• _WORK REQUIRED_
Retype the data below exactly, skipping pictures.

• _DATA PROVIDED_
————

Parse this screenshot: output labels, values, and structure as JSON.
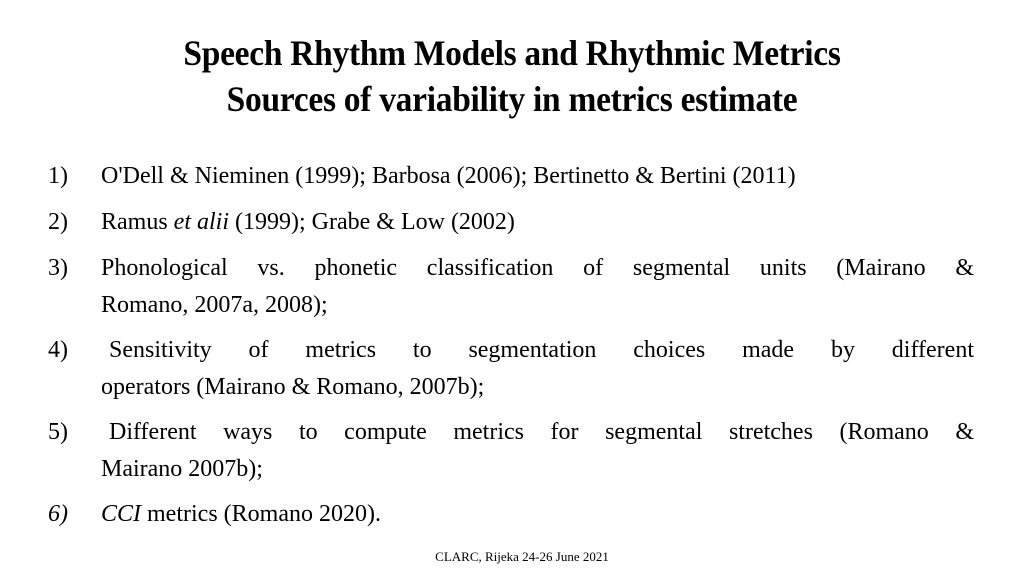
{
  "slide": {
    "title_line1": "Speech Rhythm Models and Rhythmic Metrics",
    "title_line2": "Sources of variability in metrics estimate",
    "items": [
      {
        "number": "1)",
        "lines": [
          "O'Dell & Nieminen (1999); Barbosa (2006); Bertinetto & Bertini (2011)"
        ]
      },
      {
        "number": "2)",
        "prefix": "Ramus ",
        "italic": "et alii",
        "suffix": " (1999); Grabe & Low (2002)"
      },
      {
        "number": "3)",
        "lines": [
          "Phonological vs. phonetic classification of segmental units (Mairano &",
          "Romano, 2007a, 2008);"
        ]
      },
      {
        "number": "4)",
        "lines": [
          " Sensitivity of metrics to segmentation choices made by different",
          "operators (Mairano & Romano, 2007b);"
        ]
      },
      {
        "number": "5)",
        "lines": [
          " Different ways to compute metrics for segmental stretches (Romano &",
          "Mairano 2007b);"
        ]
      },
      {
        "number": "6)",
        "italic": "CCI",
        "suffix": " metrics (Romano 2020)."
      }
    ],
    "footer": "CLARC, Rijeka 24-26 June 2021"
  }
}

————

• _SOLUTION BELOW_
Parse this screenshot: output labels, values, and structure as JSON.
{
  "slide": {
    "title_line1": "Speech Rhythm Models and Rhythmic Metrics",
    "title_line2": "Sources of variability in metrics estimate",
    "items": [
      {
        "number": "1)",
        "lines": [
          "O'Dell & Nieminen (1999); Barbosa (2006); Bertinetto & Bertini (2011)"
        ]
      },
      {
        "number": "2)",
        "prefix": "Ramus ",
        "italic": "et alii",
        "suffix": " (1999); Grabe & Low (2002)"
      },
      {
        "number": "3)",
        "lines": [
          "Phonological vs. phonetic classification of segmental units (Mairano &",
          "Romano, 2007a, 2008);"
        ]
      },
      {
        "number": "4)",
        "lines": [
          " Sensitivity of metrics to segmentation choices made by different",
          "operators (Mairano & Romano, 2007b);"
        ]
      },
      {
        "number": "5)",
        "lines": [
          " Different ways to compute metrics for segmental stretches (Romano &",
          "Mairano 2007b);"
        ]
      },
      {
        "number": "6)",
        "italic": "CCI",
        "suffix": " metrics (Romano 2020)."
      }
    ],
    "footer": "CLARC, Rijeka 24-26 June 2021"
  }
}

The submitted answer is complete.